ACTIVITY
In the listing below, locate the lines that hold "China" and copy them.

INFORMATION PROVIDED
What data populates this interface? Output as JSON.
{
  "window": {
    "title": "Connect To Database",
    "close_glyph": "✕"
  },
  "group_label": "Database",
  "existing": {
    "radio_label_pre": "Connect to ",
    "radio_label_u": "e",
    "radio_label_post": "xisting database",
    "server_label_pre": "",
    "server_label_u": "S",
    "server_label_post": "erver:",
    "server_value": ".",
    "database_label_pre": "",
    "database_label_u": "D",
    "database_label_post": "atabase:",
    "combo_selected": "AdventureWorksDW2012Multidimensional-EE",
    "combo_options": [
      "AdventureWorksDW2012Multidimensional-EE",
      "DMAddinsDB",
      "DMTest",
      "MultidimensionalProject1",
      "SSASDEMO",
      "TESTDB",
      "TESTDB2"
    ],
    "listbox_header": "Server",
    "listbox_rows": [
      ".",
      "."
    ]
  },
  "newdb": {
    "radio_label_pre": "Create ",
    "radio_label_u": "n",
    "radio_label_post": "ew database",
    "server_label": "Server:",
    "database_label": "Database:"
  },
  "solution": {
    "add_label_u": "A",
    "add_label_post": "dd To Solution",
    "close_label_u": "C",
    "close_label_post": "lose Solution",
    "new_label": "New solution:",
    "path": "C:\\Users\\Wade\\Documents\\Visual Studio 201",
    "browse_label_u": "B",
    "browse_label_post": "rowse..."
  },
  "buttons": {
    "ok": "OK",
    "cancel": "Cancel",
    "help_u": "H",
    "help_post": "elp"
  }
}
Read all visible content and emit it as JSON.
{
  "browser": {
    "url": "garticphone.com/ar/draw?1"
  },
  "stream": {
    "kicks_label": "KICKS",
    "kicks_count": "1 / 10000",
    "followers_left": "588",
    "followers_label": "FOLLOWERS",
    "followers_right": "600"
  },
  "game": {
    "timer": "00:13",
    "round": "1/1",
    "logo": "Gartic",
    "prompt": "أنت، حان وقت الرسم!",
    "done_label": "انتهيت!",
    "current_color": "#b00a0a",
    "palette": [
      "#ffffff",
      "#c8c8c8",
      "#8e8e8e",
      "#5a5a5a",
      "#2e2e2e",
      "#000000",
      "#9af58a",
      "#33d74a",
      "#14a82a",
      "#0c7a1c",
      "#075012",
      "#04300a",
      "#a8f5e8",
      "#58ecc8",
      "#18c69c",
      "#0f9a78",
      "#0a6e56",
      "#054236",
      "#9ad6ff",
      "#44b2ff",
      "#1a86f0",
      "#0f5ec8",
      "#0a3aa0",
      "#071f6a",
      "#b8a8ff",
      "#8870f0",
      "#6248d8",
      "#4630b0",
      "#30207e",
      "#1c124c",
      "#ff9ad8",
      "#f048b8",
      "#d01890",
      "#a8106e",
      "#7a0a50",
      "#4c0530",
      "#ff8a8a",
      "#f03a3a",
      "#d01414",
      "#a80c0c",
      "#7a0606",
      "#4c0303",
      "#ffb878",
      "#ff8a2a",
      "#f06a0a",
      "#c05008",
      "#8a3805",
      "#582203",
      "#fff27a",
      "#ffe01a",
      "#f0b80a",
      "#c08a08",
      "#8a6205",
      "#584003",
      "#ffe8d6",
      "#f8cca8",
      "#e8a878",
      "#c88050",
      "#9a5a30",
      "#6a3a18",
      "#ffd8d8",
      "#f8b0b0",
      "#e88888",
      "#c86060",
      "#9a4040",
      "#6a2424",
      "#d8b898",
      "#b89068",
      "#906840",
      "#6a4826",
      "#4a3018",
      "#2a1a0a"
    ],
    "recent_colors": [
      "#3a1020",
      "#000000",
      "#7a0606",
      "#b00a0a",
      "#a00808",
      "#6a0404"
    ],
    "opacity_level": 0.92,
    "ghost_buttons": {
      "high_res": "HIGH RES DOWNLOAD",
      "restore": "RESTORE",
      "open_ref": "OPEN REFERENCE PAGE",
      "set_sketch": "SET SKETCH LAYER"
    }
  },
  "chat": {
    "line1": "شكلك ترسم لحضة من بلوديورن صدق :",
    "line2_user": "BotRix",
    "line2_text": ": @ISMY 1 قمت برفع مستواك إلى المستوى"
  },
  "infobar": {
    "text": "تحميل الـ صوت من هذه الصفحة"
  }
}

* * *

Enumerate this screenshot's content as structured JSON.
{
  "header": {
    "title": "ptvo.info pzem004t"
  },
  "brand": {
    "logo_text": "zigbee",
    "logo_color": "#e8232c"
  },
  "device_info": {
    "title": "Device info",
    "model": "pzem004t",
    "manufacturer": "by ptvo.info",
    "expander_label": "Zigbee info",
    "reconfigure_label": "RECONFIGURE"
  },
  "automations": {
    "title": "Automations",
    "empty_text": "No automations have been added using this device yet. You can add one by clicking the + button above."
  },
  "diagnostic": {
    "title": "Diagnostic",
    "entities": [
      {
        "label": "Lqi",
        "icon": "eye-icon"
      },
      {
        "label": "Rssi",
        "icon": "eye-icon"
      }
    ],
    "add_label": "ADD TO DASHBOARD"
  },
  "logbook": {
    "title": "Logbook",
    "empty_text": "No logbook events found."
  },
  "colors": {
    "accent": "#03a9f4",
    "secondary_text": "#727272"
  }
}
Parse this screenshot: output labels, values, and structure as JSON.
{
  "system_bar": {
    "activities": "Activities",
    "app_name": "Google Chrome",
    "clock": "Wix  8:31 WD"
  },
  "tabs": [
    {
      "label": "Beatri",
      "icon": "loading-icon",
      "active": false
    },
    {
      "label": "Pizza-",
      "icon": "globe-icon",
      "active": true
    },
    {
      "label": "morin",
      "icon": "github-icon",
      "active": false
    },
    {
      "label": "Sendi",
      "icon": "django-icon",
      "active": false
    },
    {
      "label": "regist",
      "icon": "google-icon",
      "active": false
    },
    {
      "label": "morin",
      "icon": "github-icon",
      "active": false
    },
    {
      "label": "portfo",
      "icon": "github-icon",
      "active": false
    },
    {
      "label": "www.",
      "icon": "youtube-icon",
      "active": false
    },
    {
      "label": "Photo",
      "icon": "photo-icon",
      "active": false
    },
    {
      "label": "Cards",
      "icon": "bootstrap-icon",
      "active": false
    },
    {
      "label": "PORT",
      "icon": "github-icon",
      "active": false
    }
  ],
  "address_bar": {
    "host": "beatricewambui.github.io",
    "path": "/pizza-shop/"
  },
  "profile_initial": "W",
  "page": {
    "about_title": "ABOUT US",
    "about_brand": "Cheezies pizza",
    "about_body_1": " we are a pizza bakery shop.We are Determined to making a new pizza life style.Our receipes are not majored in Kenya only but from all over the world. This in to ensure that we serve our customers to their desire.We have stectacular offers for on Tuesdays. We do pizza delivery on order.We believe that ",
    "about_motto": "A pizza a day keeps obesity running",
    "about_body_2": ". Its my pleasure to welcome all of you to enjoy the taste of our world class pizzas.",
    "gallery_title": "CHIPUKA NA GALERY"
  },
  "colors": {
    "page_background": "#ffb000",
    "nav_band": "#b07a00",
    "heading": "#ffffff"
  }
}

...

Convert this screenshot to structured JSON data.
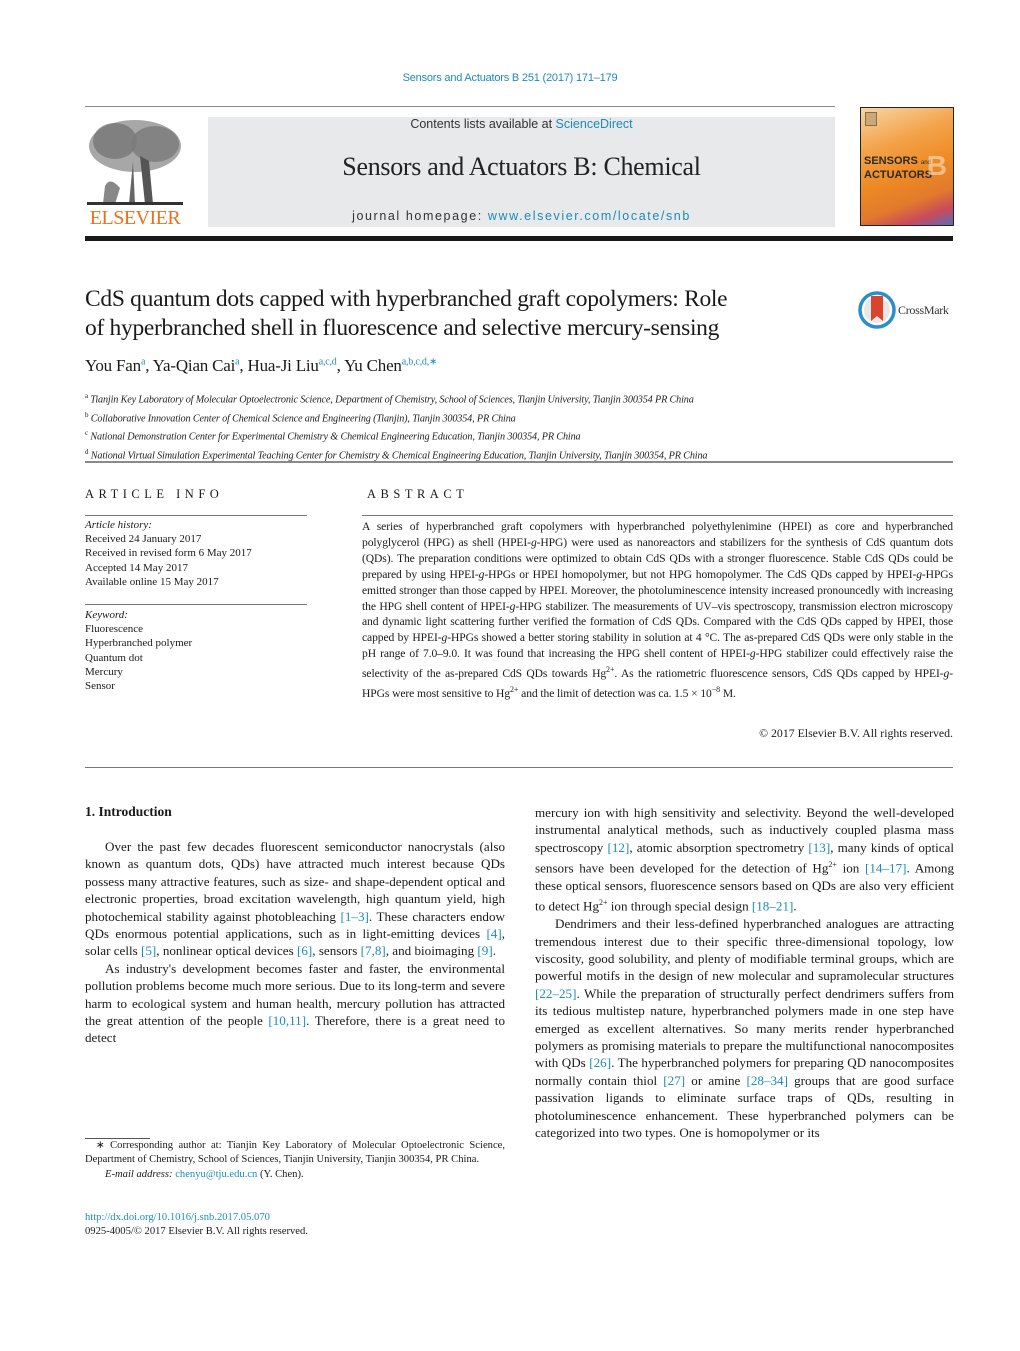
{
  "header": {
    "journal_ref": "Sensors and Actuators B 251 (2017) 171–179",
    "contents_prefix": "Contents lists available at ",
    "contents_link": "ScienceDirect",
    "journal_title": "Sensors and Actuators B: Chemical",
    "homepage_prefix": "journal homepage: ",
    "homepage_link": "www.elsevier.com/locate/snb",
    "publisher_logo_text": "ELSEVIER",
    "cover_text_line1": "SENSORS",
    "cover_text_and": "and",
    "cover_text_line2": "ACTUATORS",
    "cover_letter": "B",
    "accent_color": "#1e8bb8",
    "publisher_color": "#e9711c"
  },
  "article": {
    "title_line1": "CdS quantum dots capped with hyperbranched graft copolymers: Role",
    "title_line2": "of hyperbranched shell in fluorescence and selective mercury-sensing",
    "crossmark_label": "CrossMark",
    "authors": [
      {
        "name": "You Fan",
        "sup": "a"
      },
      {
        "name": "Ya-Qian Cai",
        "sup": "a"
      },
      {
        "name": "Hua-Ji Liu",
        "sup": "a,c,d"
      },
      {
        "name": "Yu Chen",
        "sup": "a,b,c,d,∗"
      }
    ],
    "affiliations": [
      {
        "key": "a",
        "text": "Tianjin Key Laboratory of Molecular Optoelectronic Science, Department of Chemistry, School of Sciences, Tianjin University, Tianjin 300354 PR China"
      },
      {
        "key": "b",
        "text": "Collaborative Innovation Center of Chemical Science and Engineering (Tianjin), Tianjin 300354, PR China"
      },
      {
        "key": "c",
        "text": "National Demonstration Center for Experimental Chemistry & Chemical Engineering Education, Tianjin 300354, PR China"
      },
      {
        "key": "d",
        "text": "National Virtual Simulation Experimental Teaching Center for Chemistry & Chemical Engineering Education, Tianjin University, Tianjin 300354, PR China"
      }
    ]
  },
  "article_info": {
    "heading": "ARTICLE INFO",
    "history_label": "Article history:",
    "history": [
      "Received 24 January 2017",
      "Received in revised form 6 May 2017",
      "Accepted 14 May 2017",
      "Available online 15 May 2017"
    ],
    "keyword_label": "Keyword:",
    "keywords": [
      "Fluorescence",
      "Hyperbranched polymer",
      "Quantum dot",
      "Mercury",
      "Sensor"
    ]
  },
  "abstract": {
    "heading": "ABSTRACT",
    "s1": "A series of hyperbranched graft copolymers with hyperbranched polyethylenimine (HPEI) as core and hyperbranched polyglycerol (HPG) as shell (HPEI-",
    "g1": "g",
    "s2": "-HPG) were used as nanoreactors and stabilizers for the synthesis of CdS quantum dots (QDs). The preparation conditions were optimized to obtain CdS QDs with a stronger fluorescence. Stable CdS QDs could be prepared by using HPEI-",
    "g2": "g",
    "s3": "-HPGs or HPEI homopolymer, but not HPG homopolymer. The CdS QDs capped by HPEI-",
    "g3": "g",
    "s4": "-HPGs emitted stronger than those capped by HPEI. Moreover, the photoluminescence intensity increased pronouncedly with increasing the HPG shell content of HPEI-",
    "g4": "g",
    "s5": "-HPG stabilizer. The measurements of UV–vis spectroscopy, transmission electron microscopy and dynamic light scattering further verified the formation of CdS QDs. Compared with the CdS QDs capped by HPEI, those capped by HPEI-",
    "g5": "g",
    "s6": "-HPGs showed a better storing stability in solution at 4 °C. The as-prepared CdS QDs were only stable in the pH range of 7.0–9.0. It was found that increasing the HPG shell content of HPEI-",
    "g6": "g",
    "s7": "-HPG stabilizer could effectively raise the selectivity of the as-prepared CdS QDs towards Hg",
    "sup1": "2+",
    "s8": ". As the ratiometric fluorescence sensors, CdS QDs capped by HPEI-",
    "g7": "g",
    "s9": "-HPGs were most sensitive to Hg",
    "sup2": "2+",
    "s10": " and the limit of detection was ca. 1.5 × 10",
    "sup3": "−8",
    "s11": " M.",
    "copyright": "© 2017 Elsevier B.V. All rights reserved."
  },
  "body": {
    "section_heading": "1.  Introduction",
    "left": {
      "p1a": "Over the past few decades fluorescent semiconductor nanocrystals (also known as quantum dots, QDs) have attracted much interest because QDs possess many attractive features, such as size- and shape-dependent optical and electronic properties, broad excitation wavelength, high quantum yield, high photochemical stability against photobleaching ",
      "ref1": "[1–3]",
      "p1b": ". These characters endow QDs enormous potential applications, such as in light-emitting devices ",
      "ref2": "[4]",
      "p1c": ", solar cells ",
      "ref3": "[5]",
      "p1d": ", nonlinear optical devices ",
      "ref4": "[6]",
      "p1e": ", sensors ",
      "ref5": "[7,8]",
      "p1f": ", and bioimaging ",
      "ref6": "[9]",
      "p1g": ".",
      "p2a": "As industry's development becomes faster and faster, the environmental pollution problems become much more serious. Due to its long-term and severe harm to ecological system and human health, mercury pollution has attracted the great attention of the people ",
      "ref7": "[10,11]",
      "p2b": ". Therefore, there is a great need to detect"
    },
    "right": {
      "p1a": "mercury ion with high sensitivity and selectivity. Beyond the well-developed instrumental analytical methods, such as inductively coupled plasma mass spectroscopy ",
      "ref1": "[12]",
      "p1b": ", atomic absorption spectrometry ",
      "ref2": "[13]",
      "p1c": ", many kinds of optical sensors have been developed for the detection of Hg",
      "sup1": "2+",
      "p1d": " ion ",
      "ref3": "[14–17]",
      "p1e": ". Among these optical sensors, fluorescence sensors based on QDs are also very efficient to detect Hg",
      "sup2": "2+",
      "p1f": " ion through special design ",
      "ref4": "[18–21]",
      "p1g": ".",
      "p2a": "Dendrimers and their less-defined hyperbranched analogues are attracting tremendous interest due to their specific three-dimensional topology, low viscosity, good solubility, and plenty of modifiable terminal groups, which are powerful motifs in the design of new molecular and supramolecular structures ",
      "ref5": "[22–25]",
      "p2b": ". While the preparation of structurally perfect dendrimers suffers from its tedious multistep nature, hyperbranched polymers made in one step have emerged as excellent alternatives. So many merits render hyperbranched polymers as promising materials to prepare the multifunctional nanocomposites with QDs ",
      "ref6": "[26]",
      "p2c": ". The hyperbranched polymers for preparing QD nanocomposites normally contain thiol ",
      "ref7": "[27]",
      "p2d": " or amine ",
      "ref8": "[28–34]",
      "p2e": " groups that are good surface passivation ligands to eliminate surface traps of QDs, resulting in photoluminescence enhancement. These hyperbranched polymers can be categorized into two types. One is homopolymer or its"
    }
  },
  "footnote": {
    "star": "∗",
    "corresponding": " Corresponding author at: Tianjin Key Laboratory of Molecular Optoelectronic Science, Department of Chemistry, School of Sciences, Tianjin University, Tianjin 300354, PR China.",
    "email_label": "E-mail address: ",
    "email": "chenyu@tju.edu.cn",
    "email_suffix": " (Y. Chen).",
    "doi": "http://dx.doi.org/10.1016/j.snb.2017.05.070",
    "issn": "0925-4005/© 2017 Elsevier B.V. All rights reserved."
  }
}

TASK RESULT
        "text": "Tianjin Key Laboratory of Molecular Optoelectronic Science, Department of Chemistry, School of Sciences, Tianjin University, Tianjin 300354 PR China"
        "text": "Collaborative Innovation Center of Chemical Science and Engineering (Tianjin), Tianjin 300354, PR China"
        "text": "National Demonstration Center for Experimental Chemistry & Chemical Engineering Education, Tianjin 300354, PR China"
        "text": "National Virtual Simulation Experimental Teaching Center for Chemistry & Chemical Engineering Education, Tianjin University, Tianjin 300354, PR China"
    "corresponding": " Corresponding author at: Tianjin Key Laboratory of Molecular Optoelectronic Science, Department of Chemistry, School of Sciences, Tianjin University, Tianjin 300354, PR China.",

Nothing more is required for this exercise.